These young people were selected in recent months through a special UN platform. On the Italian side, it was decided to combine the two events as it was considered fundamental to involve the commitment and enthusiasm of the younger generations.
More specifically, the first two days of the event will be dedicated to thematic working groups, whereas the third day will be devoted to a debate between young people and the ministers participating in Pre-COP26. The third day of Youth4Climate will in fact coincide with the first day of the Pre-COP, so that young people on the one hand and ministers and negotiators on the other can meet and debate.
Dedicating a specific event to young people is a novelty that has been greatly appreciated by all and is also intended to be a pioneering initiative with the intention of becoming structural in any subsequent format on climate-environmental issues.
In order to fill the “gap” generated by the postponement of the COP26 events due to the pandemic, as early as June 2020 the Italian Ministry for Ecological Transition launched a major programme of virtual events entitled Youth4Climate: Live Series, in collaboration with the Office of the Youth Envoy of the UN Secretary General and the World Banks Connect4Climate programme.
The results of the discussions and debates among young people, which have already started in virtual mode prior to the event in Milan, will then be reworked during Youth4Climate following debates organised in different working groups, with professional moderators and experts in the field.
All this should lead to a final Declaration, containing the proposals or recommendations that have emerged on the macro-themes identified, the content of which will be brought, as I said, first to the table of the ministers and negotiators of the Pre-COP and then to the COP26 negotiations in Glasgow.
3) In addition, Italy will host a high-level ministerial event on environmental and climate challenges in Africa (“Meetings with Africa”) in Rome on 7 and 8 October.
All these events have been conceived as an opportunity to broaden the perspective of the theme of ambition to all actors involved in global climate action: in addition to young people, civil society, the business world, academia, local and regional authorities, and institutions.
This brings us to 4 October, the concluding event of the initiative “Faith and Science: towards COP26”, which will have the following objectives:
- religious leaders will be able to illustrate the common duty to tackle climate change, encouraging national governments to increase their commitment and ambition with respect to achieving the goals of the Paris Agreement;
- they will show how religions and faiths are leading the way by making their own venues, organisations and projects more respectful of environmental issues, and by encouraging the faithful to contribute personally to safeguarding the environment, in particular to slowing the increase in the planet’s global temperature.
The programme therefore includes a morning part that will take place in the Vatican.

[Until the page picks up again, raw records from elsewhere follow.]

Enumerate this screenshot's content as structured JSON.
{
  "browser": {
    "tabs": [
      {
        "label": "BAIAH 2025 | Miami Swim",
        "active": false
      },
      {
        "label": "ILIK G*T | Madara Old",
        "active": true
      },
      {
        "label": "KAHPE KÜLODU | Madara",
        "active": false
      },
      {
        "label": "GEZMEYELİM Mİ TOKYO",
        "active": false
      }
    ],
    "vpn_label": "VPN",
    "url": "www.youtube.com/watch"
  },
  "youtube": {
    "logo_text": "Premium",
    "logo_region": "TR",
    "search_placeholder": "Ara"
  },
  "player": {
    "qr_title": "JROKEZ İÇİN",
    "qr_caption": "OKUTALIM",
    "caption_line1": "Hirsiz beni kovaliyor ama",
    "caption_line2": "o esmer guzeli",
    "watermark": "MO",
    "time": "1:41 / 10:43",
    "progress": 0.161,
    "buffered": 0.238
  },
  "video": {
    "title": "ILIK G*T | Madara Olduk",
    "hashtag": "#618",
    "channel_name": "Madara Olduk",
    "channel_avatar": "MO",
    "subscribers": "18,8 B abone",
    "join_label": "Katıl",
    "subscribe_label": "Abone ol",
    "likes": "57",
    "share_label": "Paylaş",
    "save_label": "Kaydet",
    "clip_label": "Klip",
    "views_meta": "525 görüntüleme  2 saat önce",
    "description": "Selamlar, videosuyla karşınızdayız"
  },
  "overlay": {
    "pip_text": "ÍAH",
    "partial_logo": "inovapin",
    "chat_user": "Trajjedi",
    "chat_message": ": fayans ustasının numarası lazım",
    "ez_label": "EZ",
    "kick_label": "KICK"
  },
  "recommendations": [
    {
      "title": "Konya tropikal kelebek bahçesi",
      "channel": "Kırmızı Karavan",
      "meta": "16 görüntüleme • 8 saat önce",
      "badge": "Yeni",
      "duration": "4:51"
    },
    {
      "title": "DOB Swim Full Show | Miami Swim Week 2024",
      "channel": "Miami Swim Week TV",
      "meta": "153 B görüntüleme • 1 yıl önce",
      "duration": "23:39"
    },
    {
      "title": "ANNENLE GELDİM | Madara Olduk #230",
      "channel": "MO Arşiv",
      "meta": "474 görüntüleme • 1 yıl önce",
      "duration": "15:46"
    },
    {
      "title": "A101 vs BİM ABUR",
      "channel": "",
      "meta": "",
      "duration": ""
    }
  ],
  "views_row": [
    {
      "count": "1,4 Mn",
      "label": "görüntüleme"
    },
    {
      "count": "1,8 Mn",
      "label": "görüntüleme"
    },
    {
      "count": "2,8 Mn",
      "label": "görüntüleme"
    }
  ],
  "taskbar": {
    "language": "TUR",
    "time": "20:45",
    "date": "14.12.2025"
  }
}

A joint appeal addressed to COP26 will be read out and signed, and two young people will also take part in presenting the results of the Milan Youth COP.
The day will continue in the afternoon at Palazzo Borromeo, headquarters of the Italian Embassy to the Holy See, where participants will explore various topics, in particular how religions can motivate and mobilise men and women of faith in a practical sense, as well as illustrating the many programmes already underway in many parts of the world that apply high ethical and spiritual values in the action of preserving and caring for Creation.